What Is The Polar Vortex? NOAA has a very good explainer, separating fact from hype: "...The polar vortex is a large area of low pressure and cold air surrounding both of the Earth’s poles. It ALWAYS exists near the poles, but weakens in summer and strengthens in winter. The term "vortex" refers to the counter-clockwise flow of air that helps keep the colder air near the Poles. Many times during winter in the northern hemisphere, the polar vortex will expand, sending cold air southward with the jet stream (see graphic above). This occurs fairly regularly during wintertime and is often associated with large outbreaks of Arctic air in the United States. The one that occurred January 2014 is similar to many other cold outbreaks that have occurred in the past, including several notable colder outbreaks in 1977, 1982, 1985 and 1989. There are several things the polar vortex is NOT. Polar vortexes are not something new. The term “polar vortex” has only recently been popularized, bringing attention to a weather feature that has always been present..."

Here's the full description:

And here is an excellent,timely article from the New York Times: "Feeling a Chill? Blame the Polar Vortex. And Global Warming".

And here is Paul Douglas' take on the odds of this happening again this winter:

Late-Month Moderation. I want to see a few more model runs, but GFS 500 mb predicted winds looking out 2 weeks suggests a more zonal flow for the USA with temperatures at or above average for late December. The question is not: will we endure more arctic fronts. We will. The question is how pervasive will bitter air be east of the Rockies? Will the polar vortex weaken and break down, allowing subzero air to consistently flood south? I'm still not convinced it's going to be nearly as numbing as it was 3 years ago.

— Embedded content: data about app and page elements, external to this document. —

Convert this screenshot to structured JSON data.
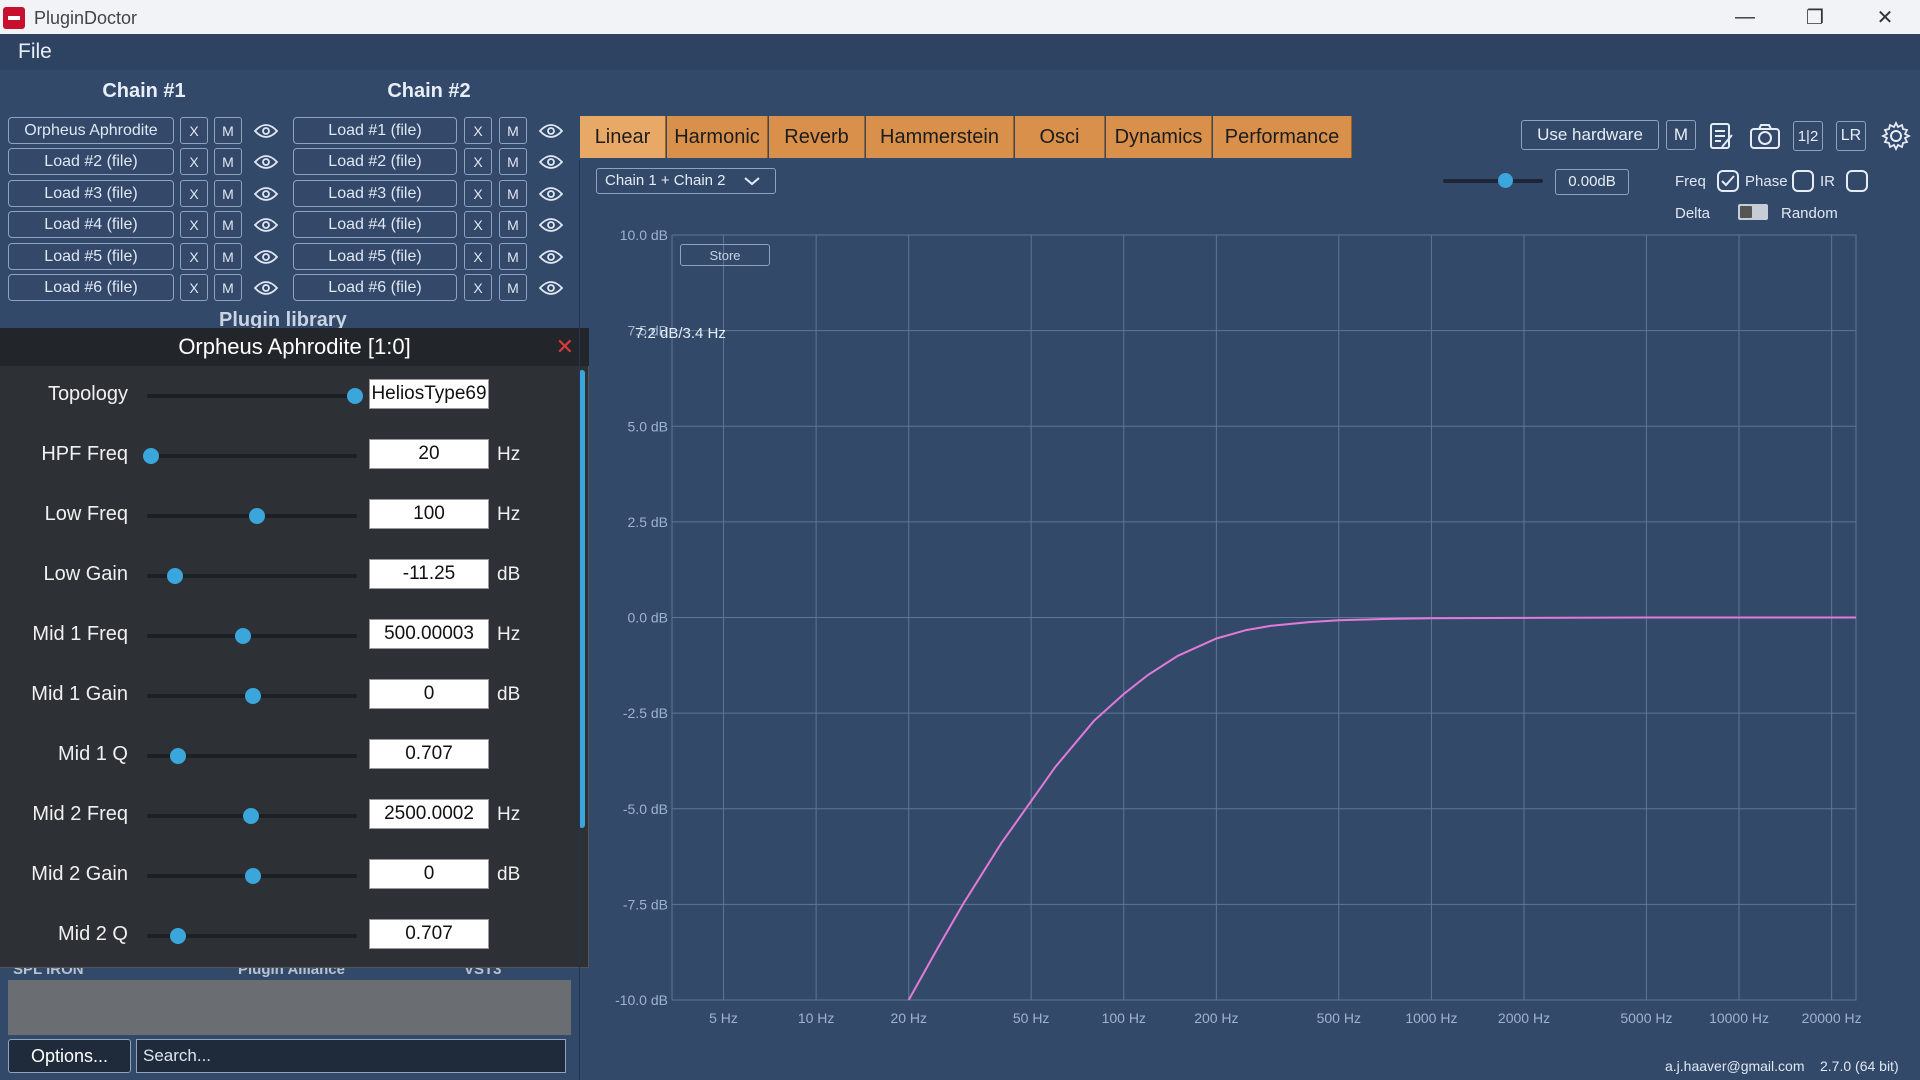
{
  "window": {
    "title": "PluginDoctor",
    "minimize": "—",
    "restore": "❐",
    "close": "✕"
  },
  "menu": {
    "file": "File"
  },
  "chains": [
    {
      "title": "Chain #1",
      "slots": [
        "Orpheus Aphrodite",
        "Load #2 (file)",
        "Load #3 (file)",
        "Load #4 (file)",
        "Load #5 (file)",
        "Load #6 (file)"
      ]
    },
    {
      "title": "Chain #2",
      "slots": [
        "Load #1 (file)",
        "Load #2 (file)",
        "Load #3 (file)",
        "Load #4 (file)",
        "Load #5 (file)",
        "Load #6 (file)"
      ]
    }
  ],
  "slot_buttons": {
    "remove": "X",
    "mute": "M"
  },
  "plugin_library": {
    "heading": "Plugin library",
    "columns": [
      "SPL IRON",
      "Plugin Alliance",
      "VST3"
    ],
    "options_label": "Options...",
    "search_placeholder": "Search..."
  },
  "plugin_window": {
    "title": "Orpheus Aphrodite [1:0]",
    "close": "✕",
    "params": [
      {
        "label": "Topology",
        "value": "HeliosType69",
        "unit": "",
        "slider": 1.0
      },
      {
        "label": "HPF Freq",
        "value": "20",
        "unit": "Hz",
        "slider": 0.0
      },
      {
        "label": "Low Freq",
        "value": "100",
        "unit": "Hz",
        "slider": 0.52
      },
      {
        "label": "Low Gain",
        "value": "-11.25",
        "unit": "dB",
        "slider": 0.12
      },
      {
        "label": "Mid 1 Freq",
        "value": "500.00003",
        "unit": "Hz",
        "slider": 0.45
      },
      {
        "label": "Mid 1 Gain",
        "value": "0",
        "unit": "dB",
        "slider": 0.5
      },
      {
        "label": "Mid 1 Q",
        "value": "0.707",
        "unit": "",
        "slider": 0.13
      },
      {
        "label": "Mid 2 Freq",
        "value": "2500.0002",
        "unit": "Hz",
        "slider": 0.49
      },
      {
        "label": "Mid 2 Gain",
        "value": "0",
        "unit": "dB",
        "slider": 0.5
      },
      {
        "label": "Mid 2 Q",
        "value": "0.707",
        "unit": "",
        "slider": 0.13
      }
    ]
  },
  "tabs": [
    "Linear",
    "Harmonic",
    "Reverb",
    "Hammerstein",
    "Osci",
    "Dynamics",
    "Performance"
  ],
  "active_tab": "Linear",
  "toolbar": {
    "use_hardware": "Use hardware",
    "mute": "M",
    "one_two": "1|2",
    "lr": "LR"
  },
  "controls": {
    "chain_select": "Chain 1 + Chain 2",
    "gain_value": "0.00dB",
    "gain_slider": 0.62,
    "freq_label": "Freq",
    "freq_checked": true,
    "phase_label": "Phase",
    "phase_checked": false,
    "ir_label": "IR",
    "ir_checked": false,
    "delta_label": "Delta",
    "random_label": "Random",
    "store_label": "Store"
  },
  "readout": "7.2 dB/3.4 Hz",
  "footer": {
    "email": "a.j.haaver@gmail.com",
    "version": "2.7.0 (64 bit)"
  },
  "colors": {
    "accent": "#3aa6dc",
    "tab": "#d9904a",
    "curve": "#e37ad8",
    "plot_bg": "#33496a",
    "grid": "#5c7797"
  },
  "chart_data": {
    "type": "line",
    "title": "",
    "xlabel": "",
    "ylabel": "",
    "x_scale": "log",
    "xlim": [
      3.4,
      24000
    ],
    "ylim": [
      -10,
      10
    ],
    "x_ticks": [
      5,
      10,
      20,
      50,
      100,
      200,
      500,
      1000,
      2000,
      5000,
      10000,
      20000
    ],
    "x_tick_labels": [
      "5 Hz",
      "10 Hz",
      "20 Hz",
      "50 Hz",
      "100 Hz",
      "200 Hz",
      "500 Hz",
      "1000 Hz",
      "2000 Hz",
      "5000 Hz",
      "10000 Hz",
      "20000 Hz"
    ],
    "y_ticks": [
      10,
      7.5,
      5,
      2.5,
      0,
      -2.5,
      -5,
      -7.5,
      -10
    ],
    "y_tick_labels": [
      "10.0 dB",
      "7.5 dB",
      "5.0 dB",
      "2.5 dB",
      "0.0 dB",
      "-2.5 dB",
      "-5.0 dB",
      "-7.5 dB",
      "-10.0 dB"
    ],
    "grid": true,
    "series": [
      {
        "color": "#e37ad8",
        "x": [
          20,
          25,
          30,
          40,
          50,
          60,
          80,
          100,
          120,
          150,
          200,
          250,
          300,
          400,
          500,
          700,
          1000,
          2000,
          5000,
          10000,
          24000
        ],
        "y": [
          -10,
          -8.6,
          -7.5,
          -5.9,
          -4.8,
          -3.9,
          -2.7,
          -2.0,
          -1.5,
          -1.0,
          -0.55,
          -0.33,
          -0.22,
          -0.12,
          -0.07,
          -0.04,
          -0.02,
          -0.01,
          0,
          0,
          0
        ]
      }
    ]
  }
}
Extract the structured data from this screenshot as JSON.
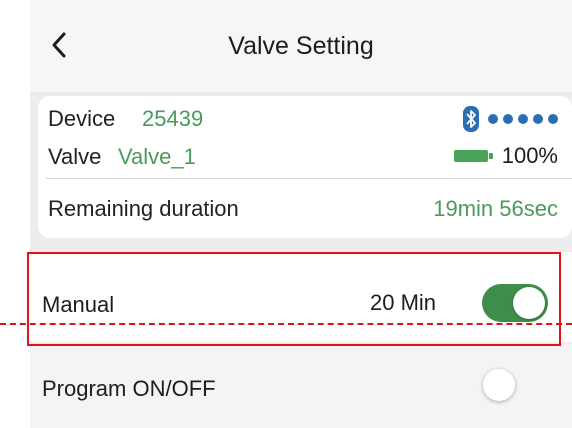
{
  "header": {
    "title": "Valve Setting"
  },
  "device": {
    "device_label": "Device",
    "device_id": "25439",
    "valve_label": "Valve",
    "valve_name": "Valve_1",
    "battery_percent": "100%",
    "remaining_label": "Remaining duration",
    "remaining_value": "19min 56sec",
    "signal_strength": 5
  },
  "manual": {
    "label": "Manual",
    "duration": "20 Min",
    "enabled": true
  },
  "program": {
    "label": "Program ON/OFF",
    "enabled": false
  },
  "colors": {
    "accent_green": "#3e8e49",
    "text_green": "#4a9a5c",
    "bluetooth_blue": "#2b6fb3",
    "highlight_red": "#e0121b"
  },
  "icons": {
    "back": "chevron-left-icon",
    "bluetooth": "bluetooth-icon",
    "battery": "battery-icon"
  }
}
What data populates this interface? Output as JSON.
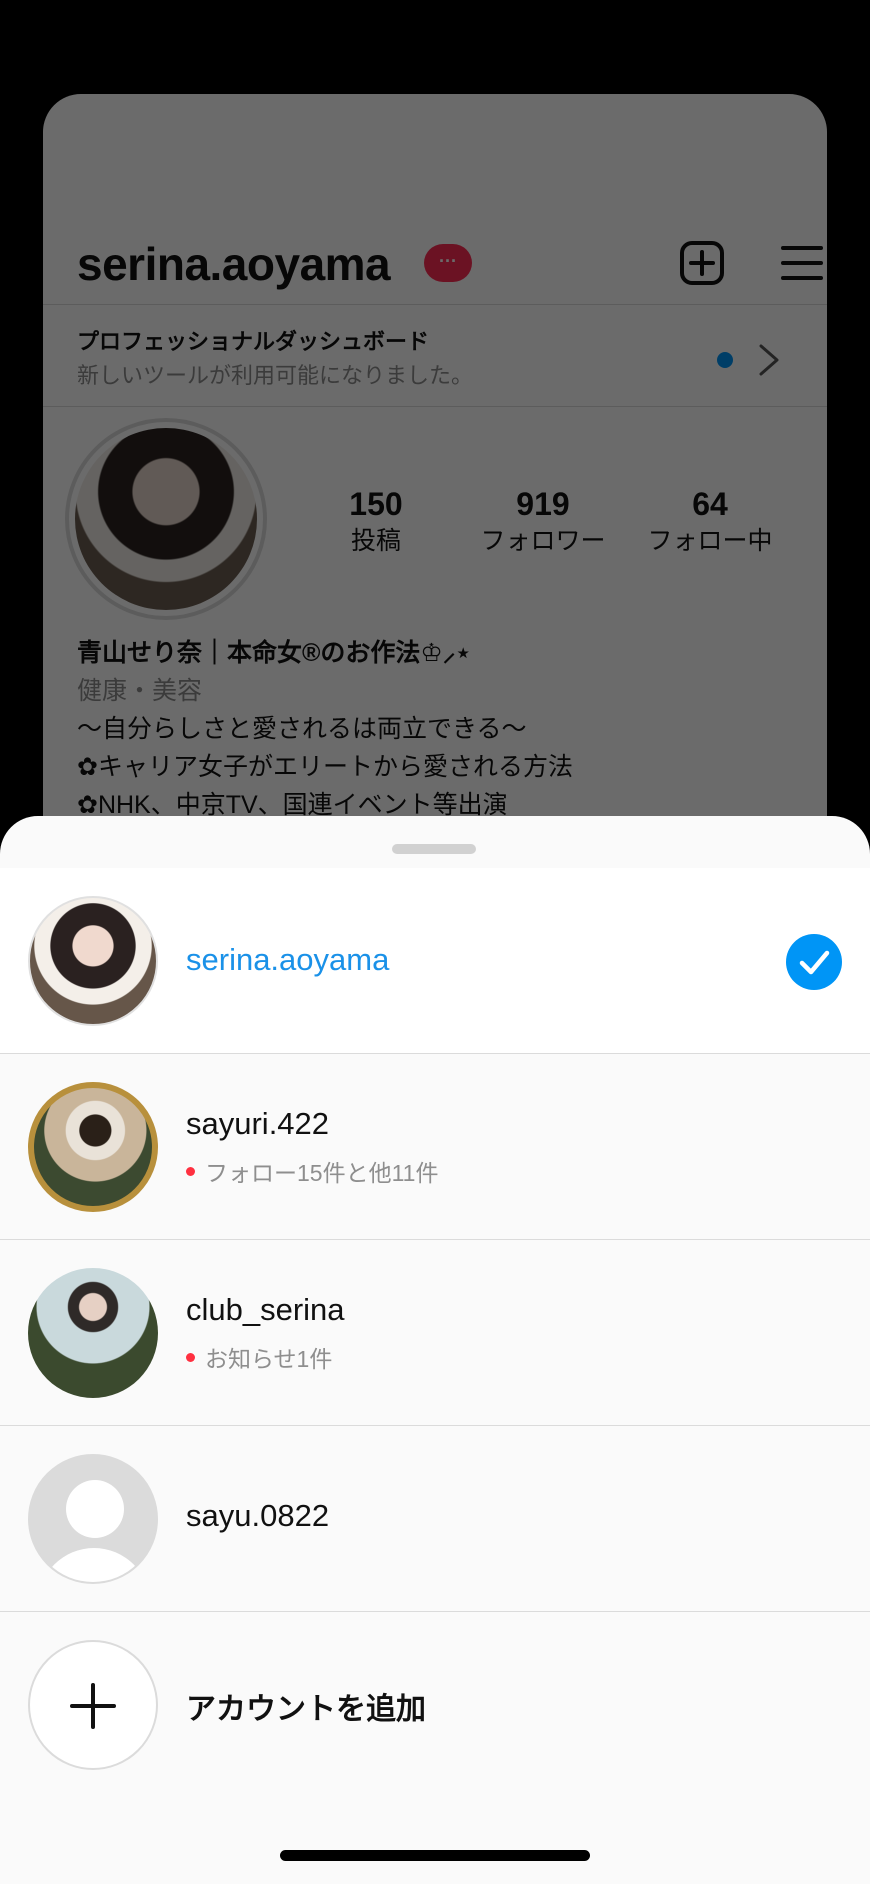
{
  "profile": {
    "username": "serina.aoyama",
    "notif_badge": "···",
    "dashboard_title": "プロフェッショナルダッシュボード",
    "dashboard_sub": "新しいツールが利用可能になりました。",
    "stats": [
      {
        "num": "150",
        "label": "投稿"
      },
      {
        "num": "919",
        "label": "フォロワー"
      },
      {
        "num": "64",
        "label": "フォロー中"
      }
    ],
    "bio_name": "青山せり奈｜本命女®のお作法♔⸝⋆",
    "bio_category": "健康・美容",
    "bio_line1": "〜自分らしさと愛されるは両立できる〜",
    "bio_line2": "✿キャリア女子がエリートから愛される方法",
    "bio_line3": "✿NHK、中京TV、国連イベント等出演"
  },
  "accounts": [
    {
      "name": "serina.aoyama",
      "sub": "",
      "selected": true
    },
    {
      "name": "sayuri.422",
      "sub": "フォロー15件と他11件"
    },
    {
      "name": "club_serina",
      "sub": "お知らせ1件"
    },
    {
      "name": "sayu.0822",
      "sub": ""
    }
  ],
  "add_account_label": "アカウントを追加",
  "colors": {
    "accent": "#0095f6",
    "current_account_text": "#1a91e8",
    "notif_dot": "#ff3040"
  },
  "icons": [
    "new-post-icon",
    "menu-icon",
    "chevron-right-icon",
    "checkmark-icon",
    "plus-icon",
    "default-avatar-icon"
  ]
}
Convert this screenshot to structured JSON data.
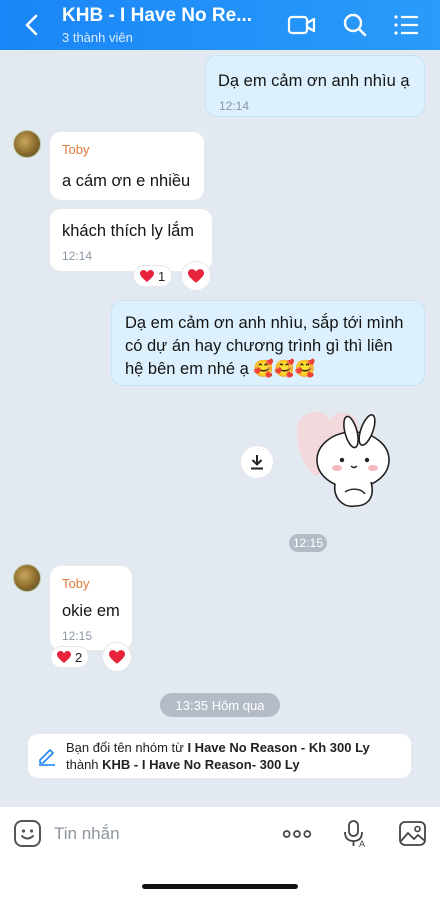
{
  "header": {
    "title": "KHB - I Have No Re...",
    "subtitle": "3 thành viên"
  },
  "messages": [
    {
      "text": "Dạ em cảm ơn anh nhìu ạ",
      "time": "12:14"
    },
    {
      "sender": "Toby",
      "text": "a cám ơn e nhiều"
    },
    {
      "text": "khách thích ly lắm",
      "time": "12:14",
      "reaction_count": "1"
    },
    {
      "text_line1": "Dạ em cảm ơn anh nhìu, sắp tới mình",
      "text_line2": "có dự án hay chương trình gì thì liên",
      "text_line3": "hệ bên em nhé ạ 🥰🥰🥰"
    },
    {
      "sticker_time": "12:15"
    },
    {
      "sender": "Toby",
      "text": "okie em",
      "time": "12:15",
      "reaction_count": "2"
    }
  ],
  "date_divider": "13:35 Hôm qua",
  "notice": {
    "prefix": "Bạn đổi tên nhóm từ ",
    "old_name": "I Have No Reason - Kh 300 Ly",
    "middle": "thành ",
    "new_name": "KHB - I Have No Reason- 300 Ly"
  },
  "input": {
    "placeholder": "Tin nhắn"
  },
  "colors": {
    "header": "#1a86f7",
    "me_bubble": "#dcf1fd",
    "sender_name": "#e07b3c",
    "heart": "#e8243c"
  },
  "icons": [
    "back-icon",
    "video-call-icon",
    "search-icon",
    "menu-icon",
    "download-icon",
    "heart-icon",
    "emoji-icon",
    "more-icon",
    "voice-icon",
    "image-icon",
    "edit-icon"
  ]
}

Thank Heaven! But it's better to be safe than sorry.

The map below tracks the polar vortex incursion through the end of December: